Each record must be retyped in full. No character may differ.

** PROVIDED INFORMATION follows **

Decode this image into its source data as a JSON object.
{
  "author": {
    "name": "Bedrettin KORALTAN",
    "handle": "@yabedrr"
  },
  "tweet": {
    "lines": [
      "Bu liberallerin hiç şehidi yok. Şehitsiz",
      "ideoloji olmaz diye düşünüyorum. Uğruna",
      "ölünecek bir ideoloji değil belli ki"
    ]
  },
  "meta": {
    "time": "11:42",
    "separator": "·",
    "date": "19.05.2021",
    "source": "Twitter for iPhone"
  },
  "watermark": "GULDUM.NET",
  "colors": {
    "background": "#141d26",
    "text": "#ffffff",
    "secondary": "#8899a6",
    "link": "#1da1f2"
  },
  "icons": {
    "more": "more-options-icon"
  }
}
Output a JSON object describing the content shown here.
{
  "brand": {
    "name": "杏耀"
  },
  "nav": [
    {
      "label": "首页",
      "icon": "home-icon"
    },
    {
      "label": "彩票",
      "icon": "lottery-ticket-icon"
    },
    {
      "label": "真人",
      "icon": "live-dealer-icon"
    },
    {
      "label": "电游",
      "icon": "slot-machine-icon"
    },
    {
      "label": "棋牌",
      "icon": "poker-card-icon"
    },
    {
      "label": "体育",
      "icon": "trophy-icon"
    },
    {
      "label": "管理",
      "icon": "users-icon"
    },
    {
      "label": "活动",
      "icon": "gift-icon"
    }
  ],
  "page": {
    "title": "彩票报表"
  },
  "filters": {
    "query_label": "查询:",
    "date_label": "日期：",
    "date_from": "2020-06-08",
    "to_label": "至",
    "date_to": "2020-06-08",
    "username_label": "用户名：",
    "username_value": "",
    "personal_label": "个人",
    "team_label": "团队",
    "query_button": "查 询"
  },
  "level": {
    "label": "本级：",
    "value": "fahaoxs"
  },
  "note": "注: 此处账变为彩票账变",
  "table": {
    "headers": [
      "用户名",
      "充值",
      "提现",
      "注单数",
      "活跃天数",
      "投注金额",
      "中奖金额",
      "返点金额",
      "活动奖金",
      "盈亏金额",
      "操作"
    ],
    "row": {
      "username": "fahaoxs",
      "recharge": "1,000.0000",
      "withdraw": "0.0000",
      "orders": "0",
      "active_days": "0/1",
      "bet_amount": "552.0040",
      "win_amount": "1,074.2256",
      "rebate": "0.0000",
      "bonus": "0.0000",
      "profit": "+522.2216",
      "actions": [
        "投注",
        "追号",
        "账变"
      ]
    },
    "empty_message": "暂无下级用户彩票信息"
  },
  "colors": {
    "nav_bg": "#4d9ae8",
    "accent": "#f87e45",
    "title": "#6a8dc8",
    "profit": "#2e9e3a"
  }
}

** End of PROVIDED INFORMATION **

§ SOLUTION FOR THIS TASK:
Decode this image into its source data as a JSON object.
{
  "author": {
    "name": "Bedrettin KORALTAN",
    "handle": "@yabedrr"
  },
  "tweet": {
    "lines": [
      "Bu liberallerin hiç şehidi yok. Şehitsiz",
      "ideoloji olmaz diye düşünüyorum. Uğruna",
      "ölünecek bir ideoloji değil belli ki"
    ]
  },
  "meta": {
    "time": "11:42",
    "separator": "·",
    "date": "19.05.2021",
    "source": "Twitter for iPhone"
  },
  "watermark": "GULDUM.NET",
  "colors": {
    "background": "#141d26",
    "text": "#ffffff",
    "secondary": "#8899a6",
    "link": "#1da1f2"
  },
  "icons": {
    "more": "more-options-icon"
  }
}
Output a JSON object describing the content shown here.
{
  "brand": {
    "name": "杏耀"
  },
  "nav": [
    {
      "label": "首页",
      "icon": "home-icon"
    },
    {
      "label": "彩票",
      "icon": "lottery-ticket-icon"
    },
    {
      "label": "真人",
      "icon": "live-dealer-icon"
    },
    {
      "label": "电游",
      "icon": "slot-machine-icon"
    },
    {
      "label": "棋牌",
      "icon": "poker-card-icon"
    },
    {
      "label": "体育",
      "icon": "trophy-icon"
    },
    {
      "label": "管理",
      "icon": "users-icon"
    },
    {
      "label": "活动",
      "icon": "gift-icon"
    }
  ],
  "page": {
    "title": "彩票报表"
  },
  "filters": {
    "query_label": "查询:",
    "date_label": "日期：",
    "date_from": "2020-06-08",
    "to_label": "至",
    "date_to": "2020-06-08",
    "username_label": "用户名：",
    "username_value": "",
    "personal_label": "个人",
    "team_label": "团队",
    "query_button": "查 询"
  },
  "level": {
    "label": "本级：",
    "value": "fahaoxs"
  },
  "note": "注: 此处账变为彩票账变",
  "table": {
    "headers": [
      "用户名",
      "充值",
      "提现",
      "注单数",
      "活跃天数",
      "投注金额",
      "中奖金额",
      "返点金额",
      "活动奖金",
      "盈亏金额",
      "操作"
    ],
    "row": {
      "username": "fahaoxs",
      "recharge": "1,000.0000",
      "withdraw": "0.0000",
      "orders": "0",
      "active_days": "0/1",
      "bet_amount": "552.0040",
      "win_amount": "1,074.2256",
      "rebate": "0.0000",
      "bonus": "0.0000",
      "profit": "+522.2216",
      "actions": [
        "投注",
        "追号",
        "账变"
      ]
    },
    "empty_message": "暂无下级用户彩票信息"
  },
  "colors": {
    "nav_bg": "#4d9ae8",
    "accent": "#f87e45",
    "title": "#6a8dc8",
    "profit": "#2e9e3a"
  }
}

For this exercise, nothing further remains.